**What you will do:**
State how many lines in the listing below hold the string "JSON"; nothing else is wanted.

**Material to process:**
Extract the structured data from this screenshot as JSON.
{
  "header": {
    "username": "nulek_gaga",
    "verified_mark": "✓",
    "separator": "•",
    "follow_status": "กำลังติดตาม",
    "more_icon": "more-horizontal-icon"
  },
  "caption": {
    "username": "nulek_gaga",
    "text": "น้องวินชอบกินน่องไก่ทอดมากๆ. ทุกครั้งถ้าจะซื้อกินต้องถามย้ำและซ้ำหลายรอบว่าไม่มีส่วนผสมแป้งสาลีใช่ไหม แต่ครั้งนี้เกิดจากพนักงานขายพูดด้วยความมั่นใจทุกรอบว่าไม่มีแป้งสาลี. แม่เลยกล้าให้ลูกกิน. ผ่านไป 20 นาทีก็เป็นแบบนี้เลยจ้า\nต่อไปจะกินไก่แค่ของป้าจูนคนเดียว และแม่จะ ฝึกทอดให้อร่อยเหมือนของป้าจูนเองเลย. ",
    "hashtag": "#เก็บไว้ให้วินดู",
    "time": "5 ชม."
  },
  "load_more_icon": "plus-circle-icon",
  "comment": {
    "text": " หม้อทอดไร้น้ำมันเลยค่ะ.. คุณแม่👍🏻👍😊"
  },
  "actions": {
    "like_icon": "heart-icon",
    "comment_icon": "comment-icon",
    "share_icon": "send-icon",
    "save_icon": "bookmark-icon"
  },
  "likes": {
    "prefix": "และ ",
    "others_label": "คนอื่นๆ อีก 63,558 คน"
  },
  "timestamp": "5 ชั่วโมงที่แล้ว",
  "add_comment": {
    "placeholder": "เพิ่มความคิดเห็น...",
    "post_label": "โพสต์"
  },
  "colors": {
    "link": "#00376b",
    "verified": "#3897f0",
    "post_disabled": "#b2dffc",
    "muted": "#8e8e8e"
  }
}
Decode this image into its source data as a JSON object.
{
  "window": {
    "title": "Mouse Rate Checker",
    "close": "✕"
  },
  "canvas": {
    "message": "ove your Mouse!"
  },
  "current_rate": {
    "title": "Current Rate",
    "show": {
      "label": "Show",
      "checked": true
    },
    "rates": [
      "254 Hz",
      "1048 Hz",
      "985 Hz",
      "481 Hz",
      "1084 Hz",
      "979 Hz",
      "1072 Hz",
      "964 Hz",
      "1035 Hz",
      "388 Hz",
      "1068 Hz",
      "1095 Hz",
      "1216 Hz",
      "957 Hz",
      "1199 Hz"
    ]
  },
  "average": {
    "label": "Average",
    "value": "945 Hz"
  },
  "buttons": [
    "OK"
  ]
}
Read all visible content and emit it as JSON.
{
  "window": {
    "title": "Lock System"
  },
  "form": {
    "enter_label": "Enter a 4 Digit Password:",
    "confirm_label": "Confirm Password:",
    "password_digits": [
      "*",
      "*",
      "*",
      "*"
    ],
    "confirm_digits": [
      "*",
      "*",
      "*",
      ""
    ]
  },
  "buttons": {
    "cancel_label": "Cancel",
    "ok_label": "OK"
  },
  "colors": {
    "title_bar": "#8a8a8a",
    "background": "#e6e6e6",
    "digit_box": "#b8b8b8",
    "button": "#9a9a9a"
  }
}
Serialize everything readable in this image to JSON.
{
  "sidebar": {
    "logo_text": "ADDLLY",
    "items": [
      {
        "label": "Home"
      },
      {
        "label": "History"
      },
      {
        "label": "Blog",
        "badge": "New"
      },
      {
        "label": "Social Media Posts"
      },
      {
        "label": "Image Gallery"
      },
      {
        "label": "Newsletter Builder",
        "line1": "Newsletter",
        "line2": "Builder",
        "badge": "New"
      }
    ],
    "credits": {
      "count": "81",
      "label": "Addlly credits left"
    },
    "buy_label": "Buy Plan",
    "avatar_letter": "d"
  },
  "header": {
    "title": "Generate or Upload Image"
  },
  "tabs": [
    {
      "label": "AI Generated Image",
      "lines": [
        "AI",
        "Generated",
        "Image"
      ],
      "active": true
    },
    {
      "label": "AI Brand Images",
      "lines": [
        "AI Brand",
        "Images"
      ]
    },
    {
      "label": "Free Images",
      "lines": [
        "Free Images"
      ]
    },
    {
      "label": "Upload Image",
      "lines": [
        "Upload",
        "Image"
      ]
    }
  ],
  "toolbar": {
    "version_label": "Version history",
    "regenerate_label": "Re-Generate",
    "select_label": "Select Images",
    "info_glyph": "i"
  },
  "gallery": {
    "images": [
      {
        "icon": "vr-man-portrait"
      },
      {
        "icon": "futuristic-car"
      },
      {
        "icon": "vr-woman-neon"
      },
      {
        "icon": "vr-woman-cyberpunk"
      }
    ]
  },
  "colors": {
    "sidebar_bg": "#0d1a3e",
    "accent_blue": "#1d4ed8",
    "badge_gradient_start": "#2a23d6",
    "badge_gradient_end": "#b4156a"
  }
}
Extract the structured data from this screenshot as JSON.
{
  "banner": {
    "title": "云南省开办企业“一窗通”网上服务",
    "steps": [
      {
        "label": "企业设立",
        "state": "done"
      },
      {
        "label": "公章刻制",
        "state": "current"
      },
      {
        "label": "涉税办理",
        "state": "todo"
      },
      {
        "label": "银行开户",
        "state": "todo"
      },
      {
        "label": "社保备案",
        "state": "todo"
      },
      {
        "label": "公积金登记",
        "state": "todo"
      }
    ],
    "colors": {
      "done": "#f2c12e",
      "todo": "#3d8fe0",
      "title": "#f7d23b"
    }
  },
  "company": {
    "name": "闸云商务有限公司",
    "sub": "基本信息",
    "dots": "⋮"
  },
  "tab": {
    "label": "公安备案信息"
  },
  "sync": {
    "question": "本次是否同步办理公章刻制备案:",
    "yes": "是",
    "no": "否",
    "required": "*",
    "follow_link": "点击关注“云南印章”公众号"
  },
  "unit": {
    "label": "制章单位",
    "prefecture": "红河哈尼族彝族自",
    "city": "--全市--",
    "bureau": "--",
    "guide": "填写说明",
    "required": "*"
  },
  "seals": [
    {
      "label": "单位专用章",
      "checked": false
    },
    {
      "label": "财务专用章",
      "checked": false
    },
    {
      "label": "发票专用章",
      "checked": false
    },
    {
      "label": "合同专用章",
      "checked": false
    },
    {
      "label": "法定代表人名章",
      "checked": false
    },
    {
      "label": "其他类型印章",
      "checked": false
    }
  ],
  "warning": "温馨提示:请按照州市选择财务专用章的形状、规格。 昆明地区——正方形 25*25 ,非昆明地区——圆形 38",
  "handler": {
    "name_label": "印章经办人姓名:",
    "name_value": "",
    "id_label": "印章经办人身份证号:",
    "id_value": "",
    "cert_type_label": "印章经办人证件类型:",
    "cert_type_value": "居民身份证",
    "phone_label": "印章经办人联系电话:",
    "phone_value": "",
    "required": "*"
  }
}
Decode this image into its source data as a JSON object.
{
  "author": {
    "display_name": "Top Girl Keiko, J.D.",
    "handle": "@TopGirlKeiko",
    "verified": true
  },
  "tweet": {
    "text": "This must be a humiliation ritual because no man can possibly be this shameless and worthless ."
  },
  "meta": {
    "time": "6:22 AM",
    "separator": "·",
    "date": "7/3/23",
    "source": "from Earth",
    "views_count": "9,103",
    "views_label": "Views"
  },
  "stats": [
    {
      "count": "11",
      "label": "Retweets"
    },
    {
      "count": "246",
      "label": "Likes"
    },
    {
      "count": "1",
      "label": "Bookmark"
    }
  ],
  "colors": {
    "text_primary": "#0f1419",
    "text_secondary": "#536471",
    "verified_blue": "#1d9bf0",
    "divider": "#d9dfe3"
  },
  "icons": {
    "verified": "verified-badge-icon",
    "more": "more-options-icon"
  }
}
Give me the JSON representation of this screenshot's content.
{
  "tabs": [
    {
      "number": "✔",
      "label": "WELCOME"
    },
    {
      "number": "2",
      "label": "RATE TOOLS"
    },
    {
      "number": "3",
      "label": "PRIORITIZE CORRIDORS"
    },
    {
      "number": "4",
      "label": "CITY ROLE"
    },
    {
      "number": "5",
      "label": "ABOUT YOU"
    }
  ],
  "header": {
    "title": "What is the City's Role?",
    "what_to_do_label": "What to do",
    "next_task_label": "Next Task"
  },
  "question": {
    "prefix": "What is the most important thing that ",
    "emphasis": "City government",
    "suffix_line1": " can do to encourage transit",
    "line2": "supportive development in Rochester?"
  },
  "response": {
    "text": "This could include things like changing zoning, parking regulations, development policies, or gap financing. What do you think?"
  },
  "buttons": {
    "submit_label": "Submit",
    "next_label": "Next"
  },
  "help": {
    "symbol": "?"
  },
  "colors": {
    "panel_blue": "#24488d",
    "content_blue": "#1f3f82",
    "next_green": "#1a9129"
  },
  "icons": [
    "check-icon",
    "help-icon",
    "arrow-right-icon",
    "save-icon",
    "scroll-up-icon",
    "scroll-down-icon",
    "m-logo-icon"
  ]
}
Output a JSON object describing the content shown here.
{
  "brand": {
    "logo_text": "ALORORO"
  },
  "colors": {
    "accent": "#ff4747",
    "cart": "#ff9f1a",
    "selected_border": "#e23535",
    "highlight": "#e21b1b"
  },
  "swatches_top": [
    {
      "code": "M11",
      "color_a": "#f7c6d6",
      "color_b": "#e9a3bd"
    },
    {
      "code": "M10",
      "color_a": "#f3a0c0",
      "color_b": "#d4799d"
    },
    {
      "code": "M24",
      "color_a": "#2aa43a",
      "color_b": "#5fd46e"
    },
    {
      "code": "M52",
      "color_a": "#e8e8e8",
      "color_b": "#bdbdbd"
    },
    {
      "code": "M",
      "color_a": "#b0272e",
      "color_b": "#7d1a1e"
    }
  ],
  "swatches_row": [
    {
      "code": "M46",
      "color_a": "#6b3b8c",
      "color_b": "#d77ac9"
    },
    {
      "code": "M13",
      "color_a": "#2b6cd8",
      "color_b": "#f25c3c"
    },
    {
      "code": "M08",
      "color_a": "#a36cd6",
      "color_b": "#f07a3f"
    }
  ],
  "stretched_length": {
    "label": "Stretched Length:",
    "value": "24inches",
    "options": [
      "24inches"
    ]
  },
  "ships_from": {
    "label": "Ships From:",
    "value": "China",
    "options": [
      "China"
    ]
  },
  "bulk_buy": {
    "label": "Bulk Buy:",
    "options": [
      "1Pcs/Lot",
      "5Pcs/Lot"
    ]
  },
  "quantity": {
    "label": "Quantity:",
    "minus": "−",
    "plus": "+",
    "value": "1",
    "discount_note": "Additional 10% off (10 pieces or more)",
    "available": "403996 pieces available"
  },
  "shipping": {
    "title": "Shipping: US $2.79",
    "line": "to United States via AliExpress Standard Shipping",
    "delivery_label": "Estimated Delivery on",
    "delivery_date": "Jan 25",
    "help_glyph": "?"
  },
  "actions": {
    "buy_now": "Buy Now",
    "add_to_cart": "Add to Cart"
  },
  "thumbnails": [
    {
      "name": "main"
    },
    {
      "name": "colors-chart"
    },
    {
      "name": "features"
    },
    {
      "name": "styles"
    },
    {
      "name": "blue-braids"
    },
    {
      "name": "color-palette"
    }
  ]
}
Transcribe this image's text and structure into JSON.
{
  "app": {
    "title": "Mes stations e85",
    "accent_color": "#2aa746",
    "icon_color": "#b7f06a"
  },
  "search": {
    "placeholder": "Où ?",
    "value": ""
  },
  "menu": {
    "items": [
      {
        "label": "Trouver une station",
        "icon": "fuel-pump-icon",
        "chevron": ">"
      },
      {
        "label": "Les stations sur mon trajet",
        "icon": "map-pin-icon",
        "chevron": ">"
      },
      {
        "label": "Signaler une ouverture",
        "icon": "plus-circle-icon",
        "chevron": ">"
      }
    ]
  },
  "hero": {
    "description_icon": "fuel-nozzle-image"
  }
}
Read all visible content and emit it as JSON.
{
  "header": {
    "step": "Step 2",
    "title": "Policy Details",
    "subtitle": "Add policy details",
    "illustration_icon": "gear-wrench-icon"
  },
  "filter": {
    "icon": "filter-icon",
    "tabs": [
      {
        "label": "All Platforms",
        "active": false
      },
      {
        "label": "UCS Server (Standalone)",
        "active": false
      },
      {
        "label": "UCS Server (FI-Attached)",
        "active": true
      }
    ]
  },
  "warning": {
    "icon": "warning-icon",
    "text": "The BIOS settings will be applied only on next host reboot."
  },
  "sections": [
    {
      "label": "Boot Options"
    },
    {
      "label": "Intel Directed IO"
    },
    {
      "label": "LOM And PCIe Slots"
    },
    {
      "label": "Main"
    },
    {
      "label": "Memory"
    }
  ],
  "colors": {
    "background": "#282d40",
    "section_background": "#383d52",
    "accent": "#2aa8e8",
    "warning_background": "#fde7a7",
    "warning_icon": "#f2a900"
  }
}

**Solution to this exercise:**
10